Africa is winning the fight against polio, having gone an entire year without a single recorded case (as of August 2015). The continent has never gone so long without such a report.

Unfortunately, there has been less progress in tackling many other diseases across Africa, as the chart below shows.

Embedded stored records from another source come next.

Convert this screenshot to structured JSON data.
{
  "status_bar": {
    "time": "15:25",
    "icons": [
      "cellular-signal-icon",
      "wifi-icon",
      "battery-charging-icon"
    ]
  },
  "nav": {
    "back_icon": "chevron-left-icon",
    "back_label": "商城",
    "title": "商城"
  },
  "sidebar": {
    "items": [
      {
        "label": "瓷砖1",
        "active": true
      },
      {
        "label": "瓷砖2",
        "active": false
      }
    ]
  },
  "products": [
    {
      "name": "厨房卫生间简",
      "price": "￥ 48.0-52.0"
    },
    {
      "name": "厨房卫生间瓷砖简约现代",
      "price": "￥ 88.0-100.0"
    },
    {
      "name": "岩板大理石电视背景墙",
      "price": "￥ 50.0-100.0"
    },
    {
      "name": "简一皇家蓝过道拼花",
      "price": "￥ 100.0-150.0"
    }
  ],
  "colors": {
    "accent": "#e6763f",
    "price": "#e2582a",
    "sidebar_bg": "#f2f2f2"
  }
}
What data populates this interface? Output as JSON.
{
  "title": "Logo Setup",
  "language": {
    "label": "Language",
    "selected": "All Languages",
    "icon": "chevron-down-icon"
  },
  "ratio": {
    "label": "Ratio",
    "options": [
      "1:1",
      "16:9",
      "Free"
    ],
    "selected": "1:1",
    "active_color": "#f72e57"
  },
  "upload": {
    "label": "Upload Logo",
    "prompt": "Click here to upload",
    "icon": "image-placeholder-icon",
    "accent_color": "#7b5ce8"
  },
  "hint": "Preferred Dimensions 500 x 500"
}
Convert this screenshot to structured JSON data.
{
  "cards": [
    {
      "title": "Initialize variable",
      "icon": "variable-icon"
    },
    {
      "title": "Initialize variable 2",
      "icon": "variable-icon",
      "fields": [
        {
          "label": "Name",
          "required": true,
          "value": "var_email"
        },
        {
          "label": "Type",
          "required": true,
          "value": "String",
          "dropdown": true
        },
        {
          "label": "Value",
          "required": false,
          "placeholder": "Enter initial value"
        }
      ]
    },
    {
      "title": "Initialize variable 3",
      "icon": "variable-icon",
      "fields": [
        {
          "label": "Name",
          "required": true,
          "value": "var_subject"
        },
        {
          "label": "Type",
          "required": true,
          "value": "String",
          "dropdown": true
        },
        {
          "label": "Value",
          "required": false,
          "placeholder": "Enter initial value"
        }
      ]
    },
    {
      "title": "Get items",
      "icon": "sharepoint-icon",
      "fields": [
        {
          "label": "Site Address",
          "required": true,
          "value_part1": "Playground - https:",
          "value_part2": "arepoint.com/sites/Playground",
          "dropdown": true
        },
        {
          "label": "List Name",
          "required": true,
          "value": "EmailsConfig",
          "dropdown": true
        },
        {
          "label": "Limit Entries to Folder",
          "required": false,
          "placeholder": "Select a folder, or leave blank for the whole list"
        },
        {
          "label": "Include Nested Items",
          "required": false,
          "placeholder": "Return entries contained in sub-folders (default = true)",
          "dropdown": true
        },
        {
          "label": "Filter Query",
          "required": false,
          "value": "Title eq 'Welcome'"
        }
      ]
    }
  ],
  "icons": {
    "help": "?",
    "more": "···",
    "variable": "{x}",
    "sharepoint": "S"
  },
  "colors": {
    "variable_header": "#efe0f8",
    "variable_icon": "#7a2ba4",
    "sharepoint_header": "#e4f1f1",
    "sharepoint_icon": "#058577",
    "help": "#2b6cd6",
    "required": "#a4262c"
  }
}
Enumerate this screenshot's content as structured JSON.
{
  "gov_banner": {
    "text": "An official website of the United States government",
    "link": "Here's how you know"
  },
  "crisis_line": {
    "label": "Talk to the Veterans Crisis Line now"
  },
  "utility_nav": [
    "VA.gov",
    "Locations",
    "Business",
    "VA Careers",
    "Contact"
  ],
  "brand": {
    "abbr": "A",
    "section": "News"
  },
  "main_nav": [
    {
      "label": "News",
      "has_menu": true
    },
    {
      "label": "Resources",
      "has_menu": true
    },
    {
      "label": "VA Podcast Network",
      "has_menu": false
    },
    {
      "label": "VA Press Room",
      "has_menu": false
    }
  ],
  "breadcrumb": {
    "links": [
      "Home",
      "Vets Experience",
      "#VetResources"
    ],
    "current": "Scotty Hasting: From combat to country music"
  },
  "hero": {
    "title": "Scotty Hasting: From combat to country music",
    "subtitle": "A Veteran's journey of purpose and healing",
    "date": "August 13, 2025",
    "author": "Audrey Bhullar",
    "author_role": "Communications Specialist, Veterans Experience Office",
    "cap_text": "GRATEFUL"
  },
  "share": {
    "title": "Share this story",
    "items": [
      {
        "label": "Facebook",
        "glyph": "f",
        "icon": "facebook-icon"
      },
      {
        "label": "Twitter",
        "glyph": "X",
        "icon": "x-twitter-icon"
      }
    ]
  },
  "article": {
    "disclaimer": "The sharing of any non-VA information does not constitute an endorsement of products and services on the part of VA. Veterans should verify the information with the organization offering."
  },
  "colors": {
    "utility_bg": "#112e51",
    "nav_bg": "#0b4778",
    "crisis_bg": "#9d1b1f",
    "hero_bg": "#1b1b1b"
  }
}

It is based on 2012 data taken from the World Health Organisation (WHO), and shows deaths per 100,000 people over the age of five.


HIV/Aids is the biggest killer in Africa by a large margin, with 122 deaths per 100,000 people in 2012. This is nearly double the deaths from diarrhoeal diseases, which caused the second-largest number of deaths. While overall communicable diseases account for the majority of deaths, a number of non-communicable diseases feature on the list – including ischaemic heart disease (hardening of the arteries) in fourth place, diabetes in seventh and cirrhosis of the liver in ninth.

The data in this piece is taken from the World Health Organisation’s Global Health Observatory Data Repository.

Have you read?
5 global health trends you can’t ignore
Can we give healthcare to 9 million people?
The mega-trends shaping Africa’s future

To keep up with the Agenda subscribe to our weekly newsletter.

Author: Paul Muggeridge is Head of Content at Formative Content. 

Image: A health worker draws a dosage of vaccine into a syringe during a house call in the village of Kandor outside the town of Bo in the southeast region of the West African country May 24, 2011. REUTERS/Simon Akam